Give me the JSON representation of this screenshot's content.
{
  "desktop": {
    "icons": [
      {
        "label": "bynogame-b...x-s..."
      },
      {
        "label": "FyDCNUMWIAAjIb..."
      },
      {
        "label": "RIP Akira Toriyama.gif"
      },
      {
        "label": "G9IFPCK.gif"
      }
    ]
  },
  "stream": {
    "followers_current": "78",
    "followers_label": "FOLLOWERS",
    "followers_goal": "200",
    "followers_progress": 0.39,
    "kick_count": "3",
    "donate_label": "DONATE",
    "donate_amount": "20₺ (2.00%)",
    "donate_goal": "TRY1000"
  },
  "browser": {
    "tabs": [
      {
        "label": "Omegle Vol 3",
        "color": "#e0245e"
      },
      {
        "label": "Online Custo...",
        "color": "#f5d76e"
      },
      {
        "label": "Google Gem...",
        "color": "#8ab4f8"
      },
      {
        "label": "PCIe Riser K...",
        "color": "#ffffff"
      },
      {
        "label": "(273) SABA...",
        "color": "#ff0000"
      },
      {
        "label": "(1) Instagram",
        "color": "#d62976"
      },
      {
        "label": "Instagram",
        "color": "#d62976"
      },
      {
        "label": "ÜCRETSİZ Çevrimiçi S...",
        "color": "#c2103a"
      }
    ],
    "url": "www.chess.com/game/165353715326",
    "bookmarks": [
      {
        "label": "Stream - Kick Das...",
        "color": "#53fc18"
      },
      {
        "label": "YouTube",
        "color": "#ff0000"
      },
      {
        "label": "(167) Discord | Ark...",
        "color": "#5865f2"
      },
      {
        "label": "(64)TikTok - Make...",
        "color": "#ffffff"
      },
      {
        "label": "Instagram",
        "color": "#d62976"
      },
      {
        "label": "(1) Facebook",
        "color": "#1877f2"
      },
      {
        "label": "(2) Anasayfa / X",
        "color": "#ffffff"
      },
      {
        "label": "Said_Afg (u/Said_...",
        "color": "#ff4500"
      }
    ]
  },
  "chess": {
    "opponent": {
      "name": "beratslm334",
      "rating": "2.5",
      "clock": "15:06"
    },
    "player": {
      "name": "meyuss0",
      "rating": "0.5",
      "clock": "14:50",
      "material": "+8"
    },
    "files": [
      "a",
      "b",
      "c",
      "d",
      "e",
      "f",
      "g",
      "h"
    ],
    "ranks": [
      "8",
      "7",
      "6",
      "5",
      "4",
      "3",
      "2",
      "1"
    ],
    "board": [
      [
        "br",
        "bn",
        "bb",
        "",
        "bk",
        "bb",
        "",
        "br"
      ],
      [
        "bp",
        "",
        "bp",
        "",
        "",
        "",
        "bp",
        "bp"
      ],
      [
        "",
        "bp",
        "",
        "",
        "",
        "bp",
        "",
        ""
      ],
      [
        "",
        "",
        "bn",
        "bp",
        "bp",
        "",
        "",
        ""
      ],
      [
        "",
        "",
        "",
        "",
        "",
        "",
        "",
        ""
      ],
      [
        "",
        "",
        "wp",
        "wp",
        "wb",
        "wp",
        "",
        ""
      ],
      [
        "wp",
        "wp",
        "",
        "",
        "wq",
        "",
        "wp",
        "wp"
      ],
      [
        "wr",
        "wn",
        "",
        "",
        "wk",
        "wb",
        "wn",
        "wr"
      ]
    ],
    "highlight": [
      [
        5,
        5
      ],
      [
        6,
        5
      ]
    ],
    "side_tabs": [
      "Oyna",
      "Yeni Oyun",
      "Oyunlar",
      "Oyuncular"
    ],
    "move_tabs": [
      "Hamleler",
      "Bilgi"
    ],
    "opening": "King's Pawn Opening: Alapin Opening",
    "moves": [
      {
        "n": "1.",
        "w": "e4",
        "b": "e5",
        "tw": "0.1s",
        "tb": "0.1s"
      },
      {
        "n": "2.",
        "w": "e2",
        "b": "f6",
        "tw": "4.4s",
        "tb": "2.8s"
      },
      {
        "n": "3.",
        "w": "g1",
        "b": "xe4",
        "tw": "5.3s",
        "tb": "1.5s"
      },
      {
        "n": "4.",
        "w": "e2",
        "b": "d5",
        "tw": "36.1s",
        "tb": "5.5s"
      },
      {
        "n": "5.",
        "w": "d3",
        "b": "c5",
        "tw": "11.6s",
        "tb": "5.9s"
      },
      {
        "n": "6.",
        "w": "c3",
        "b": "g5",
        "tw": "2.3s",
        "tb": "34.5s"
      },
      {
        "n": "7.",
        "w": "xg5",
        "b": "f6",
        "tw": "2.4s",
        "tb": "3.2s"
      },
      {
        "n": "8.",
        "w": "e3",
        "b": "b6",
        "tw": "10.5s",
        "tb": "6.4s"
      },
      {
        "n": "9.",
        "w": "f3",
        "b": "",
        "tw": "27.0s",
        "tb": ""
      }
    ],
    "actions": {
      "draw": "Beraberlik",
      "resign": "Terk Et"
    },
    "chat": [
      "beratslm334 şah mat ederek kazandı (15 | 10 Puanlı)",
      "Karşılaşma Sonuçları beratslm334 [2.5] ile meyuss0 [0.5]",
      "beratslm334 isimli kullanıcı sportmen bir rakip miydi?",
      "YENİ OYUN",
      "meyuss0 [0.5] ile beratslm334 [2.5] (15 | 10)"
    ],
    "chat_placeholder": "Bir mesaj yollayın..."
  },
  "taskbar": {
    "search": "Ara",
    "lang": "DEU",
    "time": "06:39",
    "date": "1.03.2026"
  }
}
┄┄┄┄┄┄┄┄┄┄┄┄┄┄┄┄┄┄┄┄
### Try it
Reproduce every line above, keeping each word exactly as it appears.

### Result of this exercise
Give me the JSON representation of this screenshot's content.
{
  "desktop": {
    "icons": [
      {
        "label": "bynogame-b...x-s..."
      },
      {
        "label": "FyDCNUMWIAAjIb..."
      },
      {
        "label": "RIP Akira Toriyama.gif"
      },
      {
        "label": "G9IFPCK.gif"
      }
    ]
  },
  "stream": {
    "followers_current": "78",
    "followers_label": "FOLLOWERS",
    "followers_goal": "200",
    "followers_progress": 0.39,
    "kick_count": "3",
    "donate_label": "DONATE",
    "donate_amount": "20₺ (2.00%)",
    "donate_goal": "TRY1000"
  },
  "browser": {
    "tabs": [
      {
        "label": "Omegle Vol 3",
        "color": "#e0245e"
      },
      {
        "label": "Online Custo...",
        "color": "#f5d76e"
      },
      {
        "label": "Google Gem...",
        "color": "#8ab4f8"
      },
      {
        "label": "PCIe Riser K...",
        "color": "#ffffff"
      },
      {
        "label": "(273) SABA...",
        "color": "#ff0000"
      },
      {
        "label": "(1) Instagram",
        "color": "#d62976"
      },
      {
        "label": "Instagram",
        "color": "#d62976"
      },
      {
        "label": "ÜCRETSİZ Çevrimiçi S...",
        "color": "#c2103a"
      }
    ],
    "url": "www.chess.com/game/165353715326",
    "bookmarks": [
      {
        "label": "Stream - Kick Das...",
        "color": "#53fc18"
      },
      {
        "label": "YouTube",
        "color": "#ff0000"
      },
      {
        "label": "(167) Discord | Ark...",
        "color": "#5865f2"
      },
      {
        "label": "(64)TikTok - Make...",
        "color": "#ffffff"
      },
      {
        "label": "Instagram",
        "color": "#d62976"
      },
      {
        "label": "(1) Facebook",
        "color": "#1877f2"
      },
      {
        "label": "(2) Anasayfa / X",
        "color": "#ffffff"
      },
      {
        "label": "Said_Afg (u/Said_...",
        "color": "#ff4500"
      }
    ]
  },
  "chess": {
    "opponent": {
      "name": "beratslm334",
      "rating": "2.5",
      "clock": "15:06"
    },
    "player": {
      "name": "meyuss0",
      "rating": "0.5",
      "clock": "14:50",
      "material": "+8"
    },
    "files": [
      "a",
      "b",
      "c",
      "d",
      "e",
      "f",
      "g",
      "h"
    ],
    "ranks": [
      "8",
      "7",
      "6",
      "5",
      "4",
      "3",
      "2",
      "1"
    ],
    "board": [
      [
        "br",
        "bn",
        "bb",
        "",
        "bk",
        "bb",
        "",
        "br"
      ],
      [
        "bp",
        "",
        "bp",
        "",
        "",
        "",
        "bp",
        "bp"
      ],
      [
        "",
        "bp",
        "",
        "",
        "",
        "bp",
        "",
        ""
      ],
      [
        "",
        "",
        "bn",
        "bp",
        "bp",
        "",
        "",
        ""
      ],
      [
        "",
        "",
        "",
        "",
        "",
        "",
        "",
        ""
      ],
      [
        "",
        "",
        "wp",
        "wp",
        "wb",
        "wp",
        "",
        ""
      ],
      [
        "wp",
        "wp",
        "",
        "",
        "wq",
        "",
        "wp",
        "wp"
      ],
      [
        "wr",
        "wn",
        "",
        "",
        "wk",
        "wb",
        "wn",
        "wr"
      ]
    ],
    "highlight": [
      [
        5,
        5
      ],
      [
        6,
        5
      ]
    ],
    "side_tabs": [
      "Oyna",
      "Yeni Oyun",
      "Oyunlar",
      "Oyuncular"
    ],
    "move_tabs": [
      "Hamleler",
      "Bilgi"
    ],
    "opening": "King's Pawn Opening: Alapin Opening",
    "moves": [
      {
        "n": "1.",
        "w": "e4",
        "b": "e5",
        "tw": "0.1s",
        "tb": "0.1s"
      },
      {
        "n": "2.",
        "w": "e2",
        "b": "f6",
        "tw": "4.4s",
        "tb": "2.8s"
      },
      {
        "n": "3.",
        "w": "g1",
        "b": "xe4",
        "tw": "5.3s",
        "tb": "1.5s"
      },
      {
        "n": "4.",
        "w": "e2",
        "b": "d5",
        "tw": "36.1s",
        "tb": "5.5s"
      },
      {
        "n": "5.",
        "w": "d3",
        "b": "c5",
        "tw": "11.6s",
        "tb": "5.9s"
      },
      {
        "n": "6.",
        "w": "c3",
        "b": "g5",
        "tw": "2.3s",
        "tb": "34.5s"
      },
      {
        "n": "7.",
        "w": "xg5",
        "b": "f6",
        "tw": "2.4s",
        "tb": "3.2s"
      },
      {
        "n": "8.",
        "w": "e3",
        "b": "b6",
        "tw": "10.5s",
        "tb": "6.4s"
      },
      {
        "n": "9.",
        "w": "f3",
        "b": "",
        "tw": "27.0s",
        "tb": ""
      }
    ],
    "actions": {
      "draw": "Beraberlik",
      "resign": "Terk Et"
    },
    "chat": [
      "beratslm334 şah mat ederek kazandı (15 | 10 Puanlı)",
      "Karşılaşma Sonuçları beratslm334 [2.5] ile meyuss0 [0.5]",
      "beratslm334 isimli kullanıcı sportmen bir rakip miydi?",
      "YENİ OYUN",
      "meyuss0 [0.5] ile beratslm334 [2.5] (15 | 10)"
    ],
    "chat_placeholder": "Bir mesaj yollayın..."
  },
  "taskbar": {
    "search": "Ara",
    "lang": "DEU",
    "time": "06:39",
    "date": "1.03.2026"
  }
}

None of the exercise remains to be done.